I still don’t get it, but it really seems to be happening and it may continue.
Using a guy who looks like the bassist for the heavy metal cover band that plays at your local bar, the Knicks are indeed recording what is said to and by Carmelo Anthony on the court, reports both the New York Post and ESPNNewYork.com (both of which follow up on a Star Ledger report from Monday).
From the ESPN report:
Owner James Dolan ordered Madison Square Garden technicians to place two microphones on opposite ends of the court, a move league sources told ESPN The Magazine’s Chris Broussard was put in place in order to protect Anthony.
It is not clear whether the recordings will continue, but sources tell Broussard that any move to paint them as Dolan “spying” on Anthony is “flat-out wrong.”
What word would you prefer? Eavesdropping? Snooping? Undercover investigation? (Okay, that’s two words.)
Apparently the word the Knicks like is “protecting.” The question really is what does Anthony need protecting from — the harsh comments of opposing players? I’ll grant you what Kevin Garnett reportedly said to ‘Melo — which led to ‘Melo trying to continue the “conversation” by the team bus and that led to a suspension — may have crossed the line of common decency, but he said it to get under Anthony’s skin and throw him off his game. It worked. Mission accomplished. Sending a tape to the league office will change nothing.
Fortunately for the Knicks, they have just one game this week and it is in London.
What remains clear in all of this is that Anthony is Dolan’s guy — remember then GM Donnie Walsh was playing hardball and not willing to ship half the team to Denver to get Anthony, but Dolan overruled him to get his guy. This is the New York born star (Red Hook area of Brooklyn) come home to save the Knicks. This is Dolan’s story, his guy, his deal, and if you mess with Anthony Dolan will want to protect him.
Except, Anthony needs to protect himself.
On Monday, Dion Waiters agreed to a one-year, $2.9 million deal with the Heat, far less than most people thought he would get as one of the few significant free agents still on the market. Tuesday afternoon, he posted an explanation on Instagram for his deal.
Here’s what he said:

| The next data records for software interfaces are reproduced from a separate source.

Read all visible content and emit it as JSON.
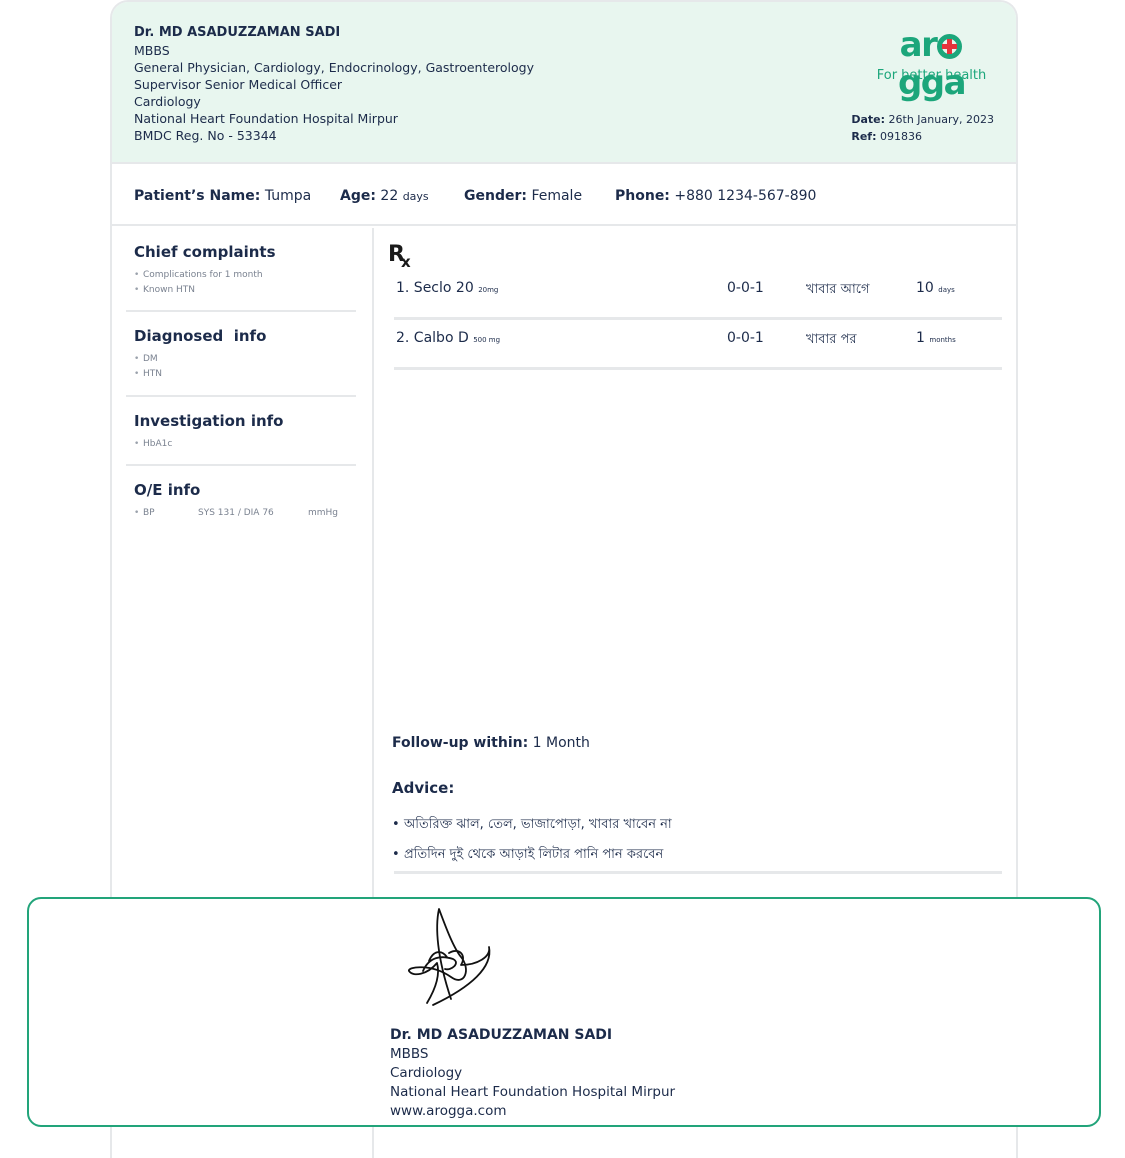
{
  "doctor": {
    "name": "Dr. MD ASADUZZAMAN SADI",
    "lines": [
      "MBBS",
      "General Physician, Cardiology, Endocrinology, Gastroenterology",
      "Supervisor Senior Medical Officer",
      "Cardiology",
      "National Heart Foundation Hospital Mirpur",
      "BMDC Reg. No - 53344"
    ]
  },
  "logo": {
    "word_start": "ar",
    "word_end": "gga",
    "tagline": "For better health",
    "color": "#1ca67b",
    "cross_color": "#e5343c"
  },
  "meta": {
    "date_label": "Date:",
    "date": "26th January, 2023",
    "ref_label": "Ref:",
    "ref": "091836"
  },
  "patient": {
    "name_label": "Patient’s Name:",
    "name": "Tumpa",
    "age_label": "Age:",
    "age": "22",
    "age_unit": "days",
    "gender_label": "Gender:",
    "gender": "Female",
    "phone_label": "Phone:",
    "phone": "+880 1234-567-890"
  },
  "left": {
    "chief": {
      "title": "Chief complaints",
      "items": [
        "Complications for 1 month",
        "Known HTN"
      ]
    },
    "diagnosed": {
      "title": "Diagnosed  info",
      "items": [
        "DM",
        "HTN"
      ]
    },
    "investigation": {
      "title": "Investigation info",
      "items": [
        "HbA1c"
      ]
    },
    "oe": {
      "title": "O/E info",
      "label": "BP",
      "value": "SYS 131 / DIA 76",
      "unit": "mmHg"
    }
  },
  "rx": {
    "symbol_r": "R",
    "symbol_x": "x",
    "medicines": [
      {
        "name": "1. Seclo 20",
        "strength": "20mg",
        "dose": "0-0-1",
        "when": "খাবার আগে",
        "duration": "10",
        "duration_unit": "days"
      },
      {
        "name": "2. Calbo D",
        "strength": "500 mg",
        "dose": "0-0-1",
        "when": "খাবার পর",
        "duration": "1",
        "duration_unit": "months"
      }
    ]
  },
  "follow_up": {
    "label": "Follow-up within:",
    "value": "1 Month"
  },
  "advice": {
    "title": "Advice:",
    "items": [
      "অতিরিক্ত ঝাল, তেল, ভাজাপোড়া, খাবার খাবেন না",
      "প্রতিদিন দুই থেকে আড়াই লিটার পানি পান করবেন"
    ]
  },
  "signature_block": {
    "name": "Dr. MD ASADUZZAMAN SADI",
    "lines": [
      "MBBS",
      "Cardiology",
      "National Heart Foundation Hospital Mirpur",
      "www.arogga.com"
    ]
  }
}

I didn’t do it for the money… I did it for the opportunity to go out & ball & have fun. Everything else will take care of its self!!! I just felt like it was the best situation for me…& my family. I could have waited & got wat I wanted. But I rather be happy then miserable at the end of the day!!! Meaning Yu can have everything & still not be happy… #heatnation let’s get it!!! #provethemwrong #stamped #Philly
It seems clear, based on the market, that the kinds of offers Waiters was hoping for weren’t out there for him. In Miami, with Dwyane Wade gone, he’ll probably start at shooting guard and have plenty of opportunities to prove himself in hopes of landing a long-term deal next summer.
While we wait for the Celtics to make a bigger move to trade for another star, they’re filling out the end of their roster. Sheridan Hoops’ Michael Scotto is reporting that they’ve signed Demetrius Jackson, the No. 45 pick in last month’s draft, to a four-year deal.
Jackson declared for the draft after his junior season at Notre Dame. Talent-wise, he has the chance to be a major steal for Boston — DraftExpress has him ranked as the 17th-best overall prospect in this year’s draft class. But he might not play much his first year. The Celtics’ roster is already crowded and there’s still the chance that they’ll make another move with some of their much-vaunted assets if the right star becomes available.
ATLANTA (AP) — The Atlanta Hawks have signed undrafted rookie free agent center Matt Costello of Michigan State.
The 6-foot-9, 245-pound Costello averaged 5.7 points and 5 rebounds on the Hawks’ summer league team in Las Vegas.
Costello averaged 10.7 points and 8.2 rebounds as a senior at Michigan State. He holds the school’s career record with 146 blocked shots.
Terms of the deal were not released.
Jamal Crawford knows how to get buckets.
He does it against NBA level defenders, so put him in a free-flowing pro-am — let’s say the Seattle pro-am in his hometown — and he barely breaks a sweat dropping 44. And nailing the game winner.
Doc Rivers hopes to see a lot of that next season.